- **WORK ORDER**
In the entries below, find every line holding the string "icon" and collect it.

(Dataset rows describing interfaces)
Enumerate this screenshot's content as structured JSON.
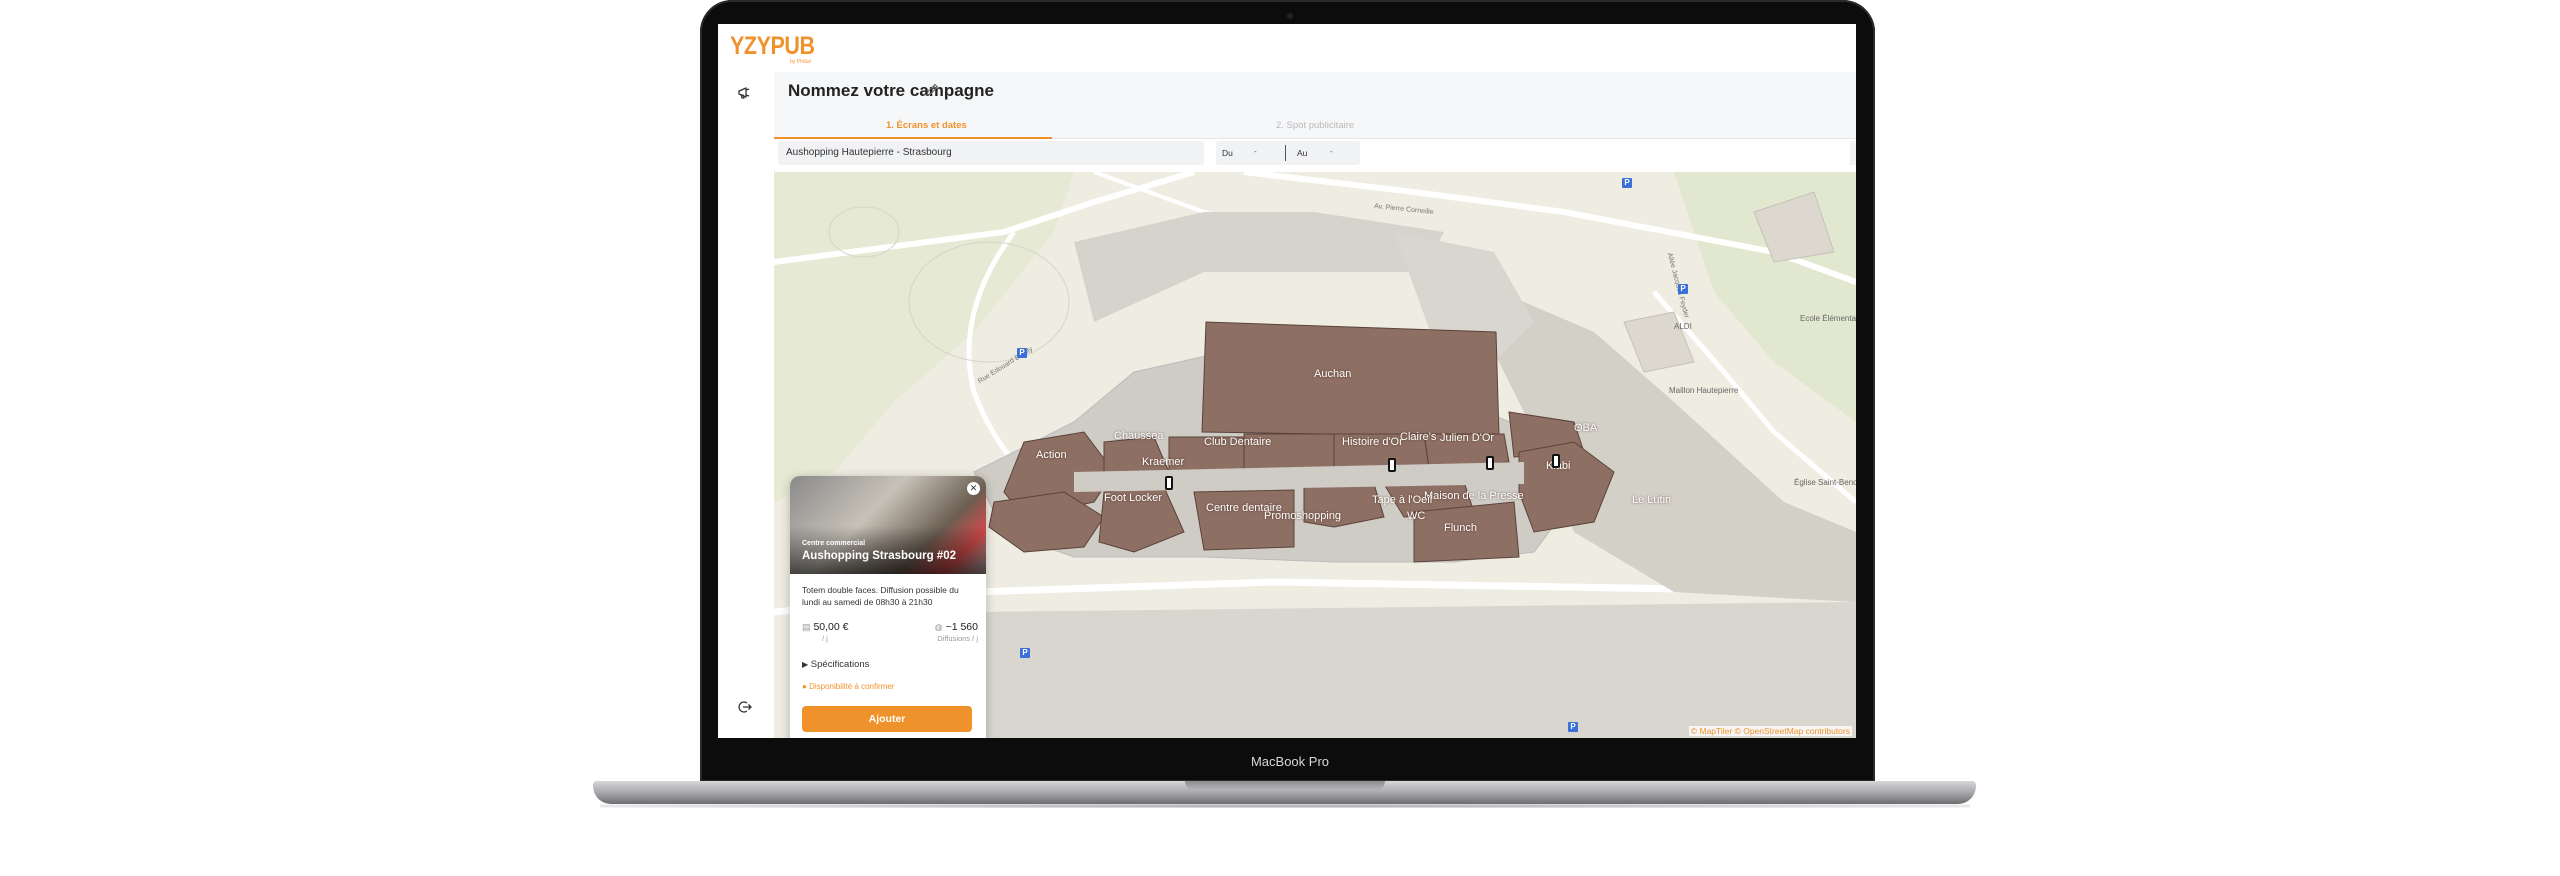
{
  "device": {
    "model_label": "MacBook Pro"
  },
  "brand": {
    "logo_text": "YZYPUB",
    "logo_sub": "by PhiSel",
    "accent": "#f0922b"
  },
  "sidebar": {
    "top_icon": "megaphone-icon",
    "bottom_icon": "logout-icon"
  },
  "header": {
    "campaign_title": "Nommez votre campagne",
    "edit_icon": "pencil-icon"
  },
  "steps": [
    {
      "label": "1. Écrans et dates",
      "active": true
    },
    {
      "label": "2. Spot publicitaire",
      "active": false
    }
  ],
  "filters": {
    "location": "Aushopping Hautepierre - Strasbourg",
    "from_label": "Du",
    "from_value": "-",
    "to_label": "Au",
    "to_value": "-"
  },
  "map": {
    "store_labels": [
      "Auchan",
      "Action",
      "Chaussea",
      "Kiabi",
      "Flunch",
      "Foot Locker",
      "Promoshopping",
      "Claire's",
      "Julien D'Or",
      "Histoire d'Or",
      "Club Dentaire",
      "Maison de la Presse",
      "Le Lutin",
      "Tape à l'Oeil",
      "Centre dentaire",
      "OBA",
      "Kraemer",
      "WC"
    ],
    "street_labels": [
      "Rue Edouard Branly",
      "Av. Pierre Corneille",
      "Allée Jacques Feyder",
      "Maillon Hautepierre",
      "ALDI",
      "Ecole Élémentaire Brigitte",
      "Église Saint-Benoît"
    ],
    "attribution": "© MapTiler © OpenStreetMap contributors"
  },
  "card": {
    "pretitle": "Centre commercial",
    "title": "Aushopping Strasbourg #02",
    "description": "Totem double faces. Diffusion possible du lundi au samedi de 08h30 à 21h30",
    "price": "50,00 €",
    "price_unit": "/ j",
    "diffusions": "~1 560",
    "diffusions_unit": "Diffusions / j",
    "specs_label": "Spécifications",
    "availability": "Disponibilité à confirmer",
    "add_label": "Ajouter"
  }
}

- **OUTPUT FOR THIS EXERCISE**
    "top_icon": "megaphone-icon",
    "bottom_icon": "logout-icon"
    "edit_icon": "pencil-icon"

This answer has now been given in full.